[Website and app data records]
◆ ◆ ◆ ◆

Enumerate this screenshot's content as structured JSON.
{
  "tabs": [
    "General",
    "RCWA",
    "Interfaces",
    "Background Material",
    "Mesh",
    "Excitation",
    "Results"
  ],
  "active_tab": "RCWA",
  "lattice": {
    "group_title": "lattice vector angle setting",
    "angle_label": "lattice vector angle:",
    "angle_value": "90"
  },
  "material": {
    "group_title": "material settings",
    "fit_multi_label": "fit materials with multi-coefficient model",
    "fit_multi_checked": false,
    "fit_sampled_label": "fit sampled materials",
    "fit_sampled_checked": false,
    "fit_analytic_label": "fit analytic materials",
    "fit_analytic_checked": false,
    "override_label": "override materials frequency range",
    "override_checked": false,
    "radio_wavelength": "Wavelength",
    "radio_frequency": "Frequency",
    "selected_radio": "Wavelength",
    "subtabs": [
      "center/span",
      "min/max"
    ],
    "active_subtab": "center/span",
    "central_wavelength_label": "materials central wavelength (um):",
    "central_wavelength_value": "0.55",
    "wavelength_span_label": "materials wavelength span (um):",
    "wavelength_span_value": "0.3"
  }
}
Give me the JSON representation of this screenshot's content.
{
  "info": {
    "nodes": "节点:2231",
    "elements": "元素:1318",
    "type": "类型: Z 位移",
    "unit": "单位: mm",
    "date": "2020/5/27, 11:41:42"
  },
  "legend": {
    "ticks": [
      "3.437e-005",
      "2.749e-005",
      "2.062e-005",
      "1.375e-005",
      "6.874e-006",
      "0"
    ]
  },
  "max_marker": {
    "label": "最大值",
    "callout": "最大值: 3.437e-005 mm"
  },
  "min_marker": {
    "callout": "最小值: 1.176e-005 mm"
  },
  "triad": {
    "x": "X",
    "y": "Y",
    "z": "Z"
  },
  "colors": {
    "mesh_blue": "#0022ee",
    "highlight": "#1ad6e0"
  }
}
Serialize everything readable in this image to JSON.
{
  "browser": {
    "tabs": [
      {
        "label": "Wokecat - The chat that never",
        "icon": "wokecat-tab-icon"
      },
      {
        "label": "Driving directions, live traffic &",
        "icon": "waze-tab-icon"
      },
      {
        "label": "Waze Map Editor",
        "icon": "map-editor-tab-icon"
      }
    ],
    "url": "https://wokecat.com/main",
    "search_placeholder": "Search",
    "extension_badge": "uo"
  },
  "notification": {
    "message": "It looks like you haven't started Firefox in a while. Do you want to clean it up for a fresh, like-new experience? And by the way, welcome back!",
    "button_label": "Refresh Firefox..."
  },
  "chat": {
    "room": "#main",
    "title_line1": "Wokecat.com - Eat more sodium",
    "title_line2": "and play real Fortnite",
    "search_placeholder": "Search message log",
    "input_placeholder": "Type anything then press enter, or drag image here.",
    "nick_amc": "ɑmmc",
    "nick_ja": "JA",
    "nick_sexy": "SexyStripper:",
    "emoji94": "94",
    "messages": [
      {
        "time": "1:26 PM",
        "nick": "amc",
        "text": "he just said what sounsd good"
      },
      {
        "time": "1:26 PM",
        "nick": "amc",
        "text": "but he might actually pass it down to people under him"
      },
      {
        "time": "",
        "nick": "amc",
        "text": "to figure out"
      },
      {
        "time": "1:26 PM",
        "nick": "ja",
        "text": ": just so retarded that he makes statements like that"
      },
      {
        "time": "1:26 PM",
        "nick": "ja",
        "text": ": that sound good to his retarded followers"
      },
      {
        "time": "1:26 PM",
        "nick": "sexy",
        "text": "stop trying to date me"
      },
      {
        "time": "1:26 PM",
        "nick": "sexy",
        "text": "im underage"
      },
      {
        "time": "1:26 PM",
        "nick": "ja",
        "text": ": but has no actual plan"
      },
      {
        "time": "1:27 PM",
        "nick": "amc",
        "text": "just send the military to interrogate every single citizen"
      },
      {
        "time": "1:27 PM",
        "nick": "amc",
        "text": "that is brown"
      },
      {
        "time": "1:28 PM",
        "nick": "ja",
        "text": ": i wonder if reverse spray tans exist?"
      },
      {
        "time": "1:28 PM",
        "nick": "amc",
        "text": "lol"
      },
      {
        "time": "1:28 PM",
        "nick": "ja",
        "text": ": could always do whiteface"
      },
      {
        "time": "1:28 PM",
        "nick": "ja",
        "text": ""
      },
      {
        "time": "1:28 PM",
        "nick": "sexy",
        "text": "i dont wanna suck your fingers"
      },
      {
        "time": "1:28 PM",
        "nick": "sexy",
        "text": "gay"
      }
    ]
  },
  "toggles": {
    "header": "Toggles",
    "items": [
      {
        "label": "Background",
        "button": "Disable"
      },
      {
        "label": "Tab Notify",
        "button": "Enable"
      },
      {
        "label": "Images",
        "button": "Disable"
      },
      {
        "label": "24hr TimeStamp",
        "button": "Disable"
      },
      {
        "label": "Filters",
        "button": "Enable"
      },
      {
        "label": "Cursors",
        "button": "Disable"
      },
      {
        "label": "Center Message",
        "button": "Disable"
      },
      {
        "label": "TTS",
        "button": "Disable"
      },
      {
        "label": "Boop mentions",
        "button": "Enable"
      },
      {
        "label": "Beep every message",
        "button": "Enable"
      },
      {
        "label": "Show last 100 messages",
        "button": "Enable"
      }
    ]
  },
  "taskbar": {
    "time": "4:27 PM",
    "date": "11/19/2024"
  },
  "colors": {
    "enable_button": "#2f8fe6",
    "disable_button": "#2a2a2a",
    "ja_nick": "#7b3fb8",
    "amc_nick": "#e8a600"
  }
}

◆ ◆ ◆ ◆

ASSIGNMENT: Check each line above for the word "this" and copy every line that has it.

TASK SOLUTION:
Enumerate this screenshot's content as structured JSON.
Give me the JSON representation of this screenshot's content.
Serialize everything readable in this image to JSON.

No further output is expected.